[Excerpts from an interface dataset]
____
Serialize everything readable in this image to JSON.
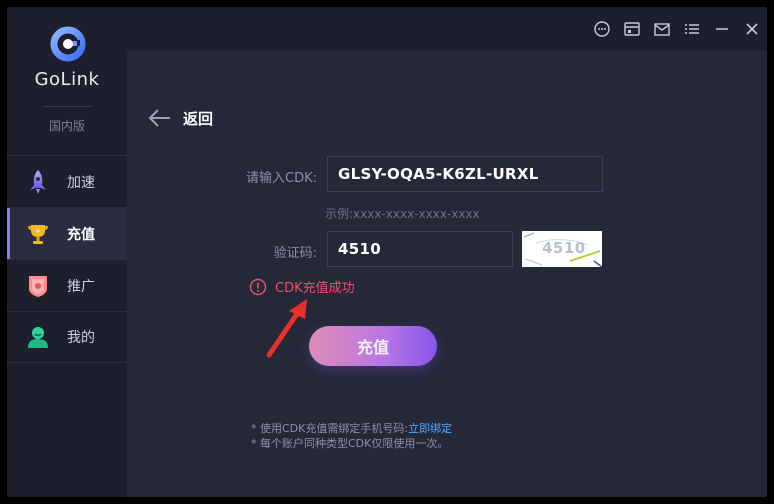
{
  "app": {
    "name": "GoLink",
    "edition": "国内版"
  },
  "nav": {
    "items": [
      {
        "label": "加速",
        "icon": "rocket-icon",
        "active": false
      },
      {
        "label": "充值",
        "icon": "trophy-icon",
        "active": true
      },
      {
        "label": "推广",
        "icon": "shield-badge-icon",
        "active": false
      },
      {
        "label": "我的",
        "icon": "user-icon",
        "active": false
      }
    ]
  },
  "titlebar": {
    "icons": [
      "chat-icon",
      "shop-icon",
      "mail-icon",
      "menu-icon",
      "minimize-icon",
      "close-icon"
    ]
  },
  "page": {
    "back_label": "返回",
    "cdk_label": "请输入CDK:",
    "cdk_value": "GLSY-OQA5-K6ZL-URXL",
    "cdk_example": "示例:xxxx-xxxx-xxxx-xxxx",
    "captcha_label": "验证码:",
    "captcha_value": "4510",
    "captcha_image_text": "4510",
    "status_message": "CDK充值成功",
    "submit_label": "充值",
    "note1_prefix": "* 使用CDK充值需绑定手机号码:",
    "note1_link": "立即绑定",
    "note2": "* 每个账户同种类型CDK仅限使用一次。"
  },
  "colors": {
    "accent": "#8a7cf0",
    "error": "#f0506e",
    "link": "#58a6ff",
    "annotation_arrow": "#e8302a"
  }
}
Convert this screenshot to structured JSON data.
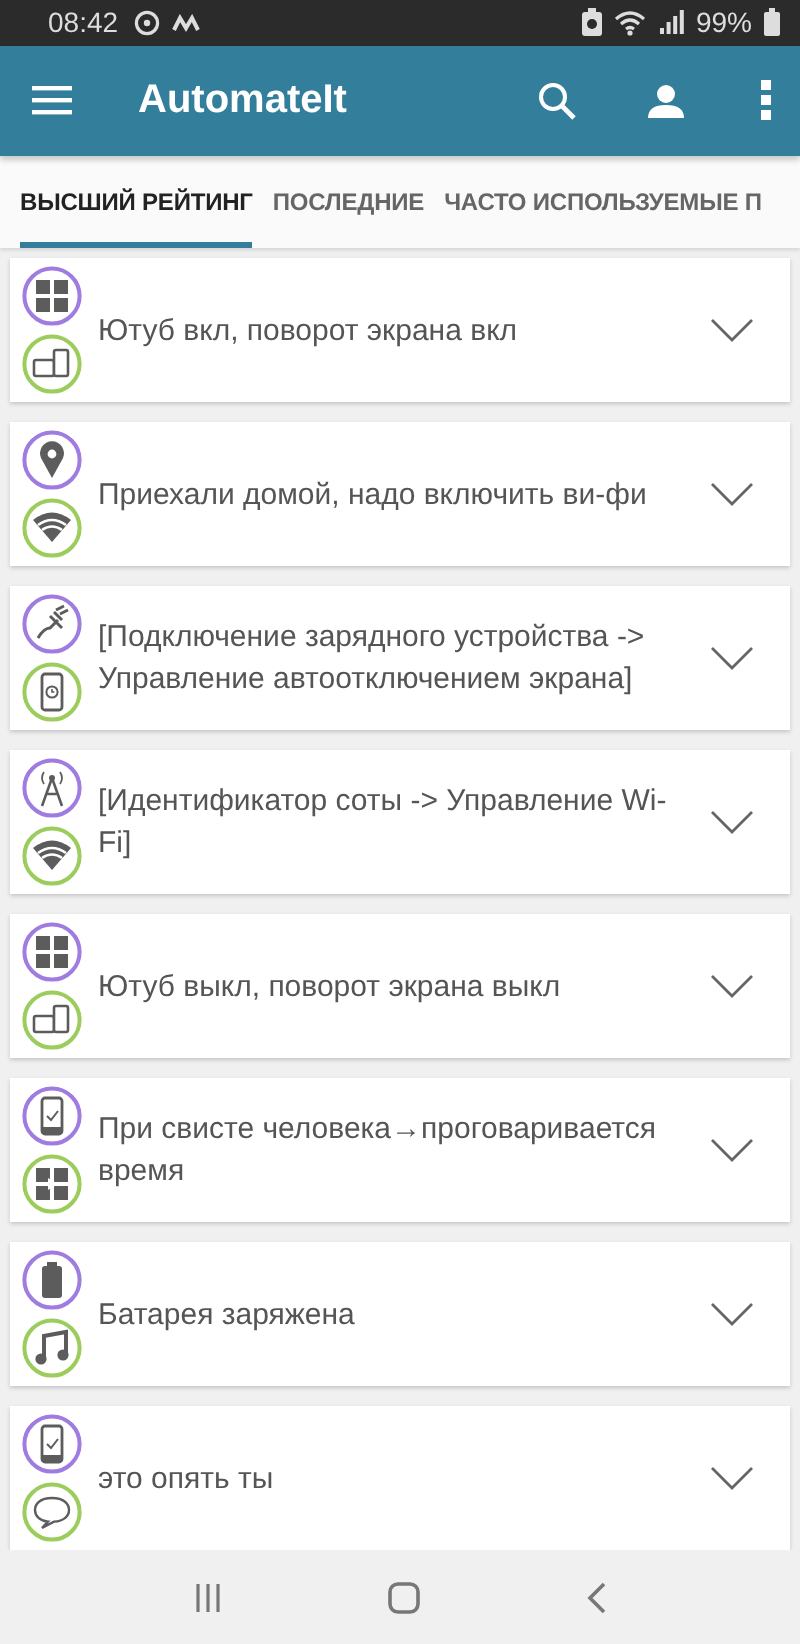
{
  "status_bar": {
    "time": "08:42",
    "battery": "99%"
  },
  "app_bar": {
    "title": "AutomateIt"
  },
  "tabs": [
    {
      "label": "ВЫСШИЙ РЕЙТИНГ",
      "selected": true
    },
    {
      "label": "ПОСЛЕДНИЕ",
      "selected": false
    },
    {
      "label": "ЧАСТО ИСПОЛЬЗУЕМЫЕ П",
      "selected": false
    }
  ],
  "rules": [
    {
      "text": "Ютуб вкл, поворот экрана вкл"
    },
    {
      "text": "Приехали домой, надо включить ви-фи"
    },
    {
      "text": "[Подключение зарядного устройства -> Управление автоотключением экрана]"
    },
    {
      "text": "[Идентификатор соты -> Управление Wi-Fi]"
    },
    {
      "text": "Ютуб выкл, поворот экрана выкл"
    },
    {
      "text": "При свисте человека→проговаривается время"
    },
    {
      "text": "Батарея заряжена"
    },
    {
      "text": "это опять ты"
    }
  ]
}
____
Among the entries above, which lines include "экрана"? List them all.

*Final answer*.
      "text": "Ютуб вкл, поворот экрана вкл"
      "text": "[Подключение зарядного устройства -> Управление автоотключением экрана]"
      "text": "Ютуб выкл, поворот экрана выкл"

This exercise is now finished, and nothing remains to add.